The Rustin Times is an online media advocacy platform/news website aimed at elevating the conversation around LGBTIQ persons/issues in Nigeria. It is an initiative founded on the principles of justice, equality, inclusion and diversity. Our mission is to tell stories that need to be shared and also find ways to engage the society with written and video content. We hope that it will help change hearts and minds as we celebrate people in our communities making a difference.
Everyone deserves a chance to live and exist regardless of their race, gender or sexual orientation and The Rustin Times is a vehicle to push for change in Nigeria.
What issue are you trying to solve?
According to ‘Not Dancing to Their Music,’ a report that was done by the Bisi Alimi Foundation, 71% of LGBT Nigerian respondents believed they were abused due to their gender identity or sexuality, while a large majority say they have experienced discrimination, abuse, and harassment. The aim is to highlight this gross negligence of the human rights of Nigeria’s LGBT community and create a call to action, forcing the government to rethink its anti-gay laws and create a society that LGBT persons can live in without discrimination.
What approach do you take to solve this issue?
Our approach to changing this situation is to use multimedia content ranging from documentaries, films and web series. The film industry is booming in Nigeria and young people in the country currently consume a lot of web content as evidenced in some of the popular shows like Ndani’s Rumour Has It. Through multimedia content, we will highlight these issues and create a call to action, forcing the government to rethink its anti-gay laws and create a society that LGBT persons can live in without discrimination.
What is the potential impact of your initiative?
The potential impact of this initiative is the ability for it to expose Nigerians to the horrors of living as an LGBT person in Nigeria. After every multimedia production, we hope to have a feedback mechanism in place to get people to actually speak out on some of these issues. From social media engagements to petitions and even to large-scale premieres across the country, the impact that this initiative could have is huge.

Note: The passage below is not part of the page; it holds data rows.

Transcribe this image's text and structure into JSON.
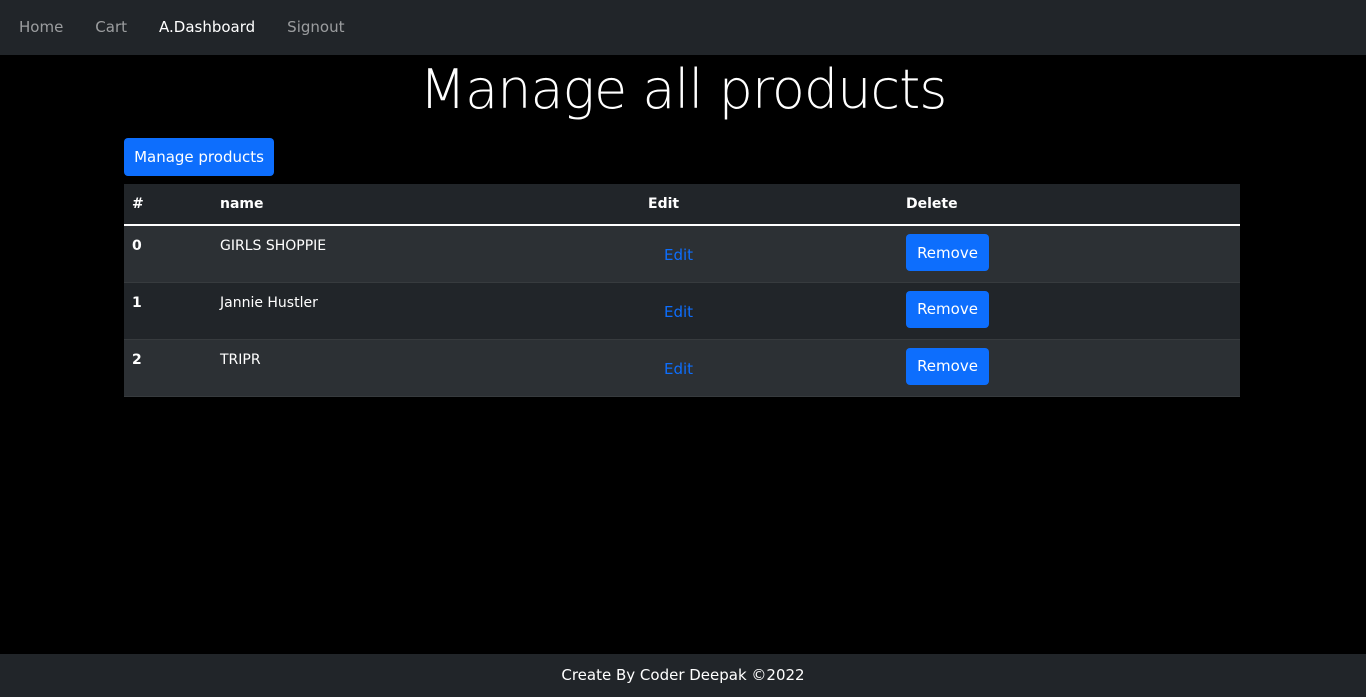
{
  "nav": {
    "items": [
      {
        "label": "Home",
        "active": false
      },
      {
        "label": "Cart",
        "active": false
      },
      {
        "label": "A.Dashboard",
        "active": true
      },
      {
        "label": "Signout",
        "active": false
      }
    ]
  },
  "page": {
    "title": "Manage all products",
    "manage_button_label": "Manage products"
  },
  "table": {
    "headers": [
      "#",
      "name",
      "Edit",
      "Delete"
    ],
    "rows": [
      {
        "index": "0",
        "name": "GIRLS SHOPPIE",
        "edit_label": "Edit",
        "remove_label": "Remove"
      },
      {
        "index": "1",
        "name": "Jannie Hustler",
        "edit_label": "Edit",
        "remove_label": "Remove"
      },
      {
        "index": "2",
        "name": "TRIPR",
        "edit_label": "Edit",
        "remove_label": "Remove"
      }
    ]
  },
  "footer": {
    "text": "Create By Coder Deepak ©2022"
  },
  "colors": {
    "background": "#000000",
    "navbar": "#212529",
    "accent": "#0d6efd"
  }
}
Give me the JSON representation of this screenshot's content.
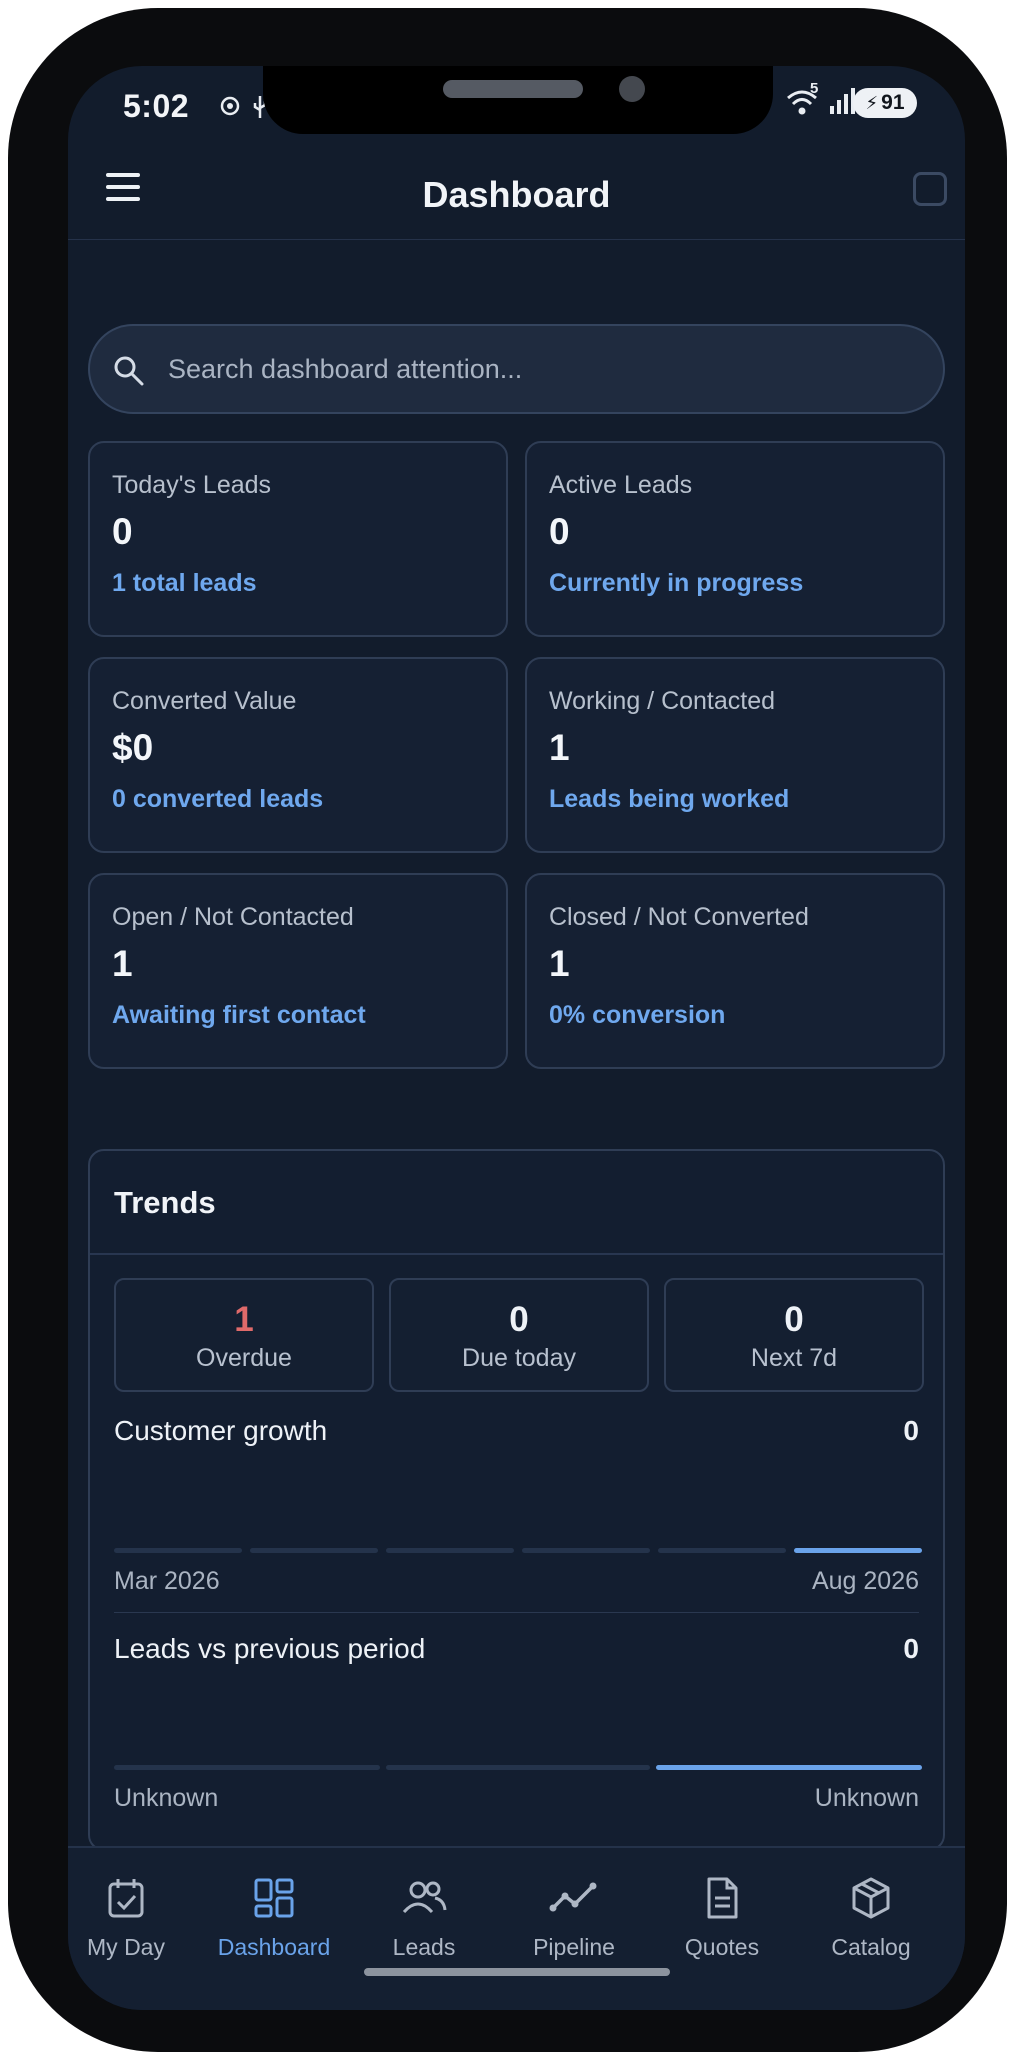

In May 2018, the BBC released a documentary on the effects of codeine abuse on Nigerians. This documentary currently has over 1 million views on YouTube and started a conversation on the internet on the impact of codeine addiction. After it became a trending topic, the government took to action to curb the abuse. This is what can happen without multimedia content. We can make it viral by working with NOW. This could lead to a conversation that might cause the government to take action against discrimination against members of the LGBT community.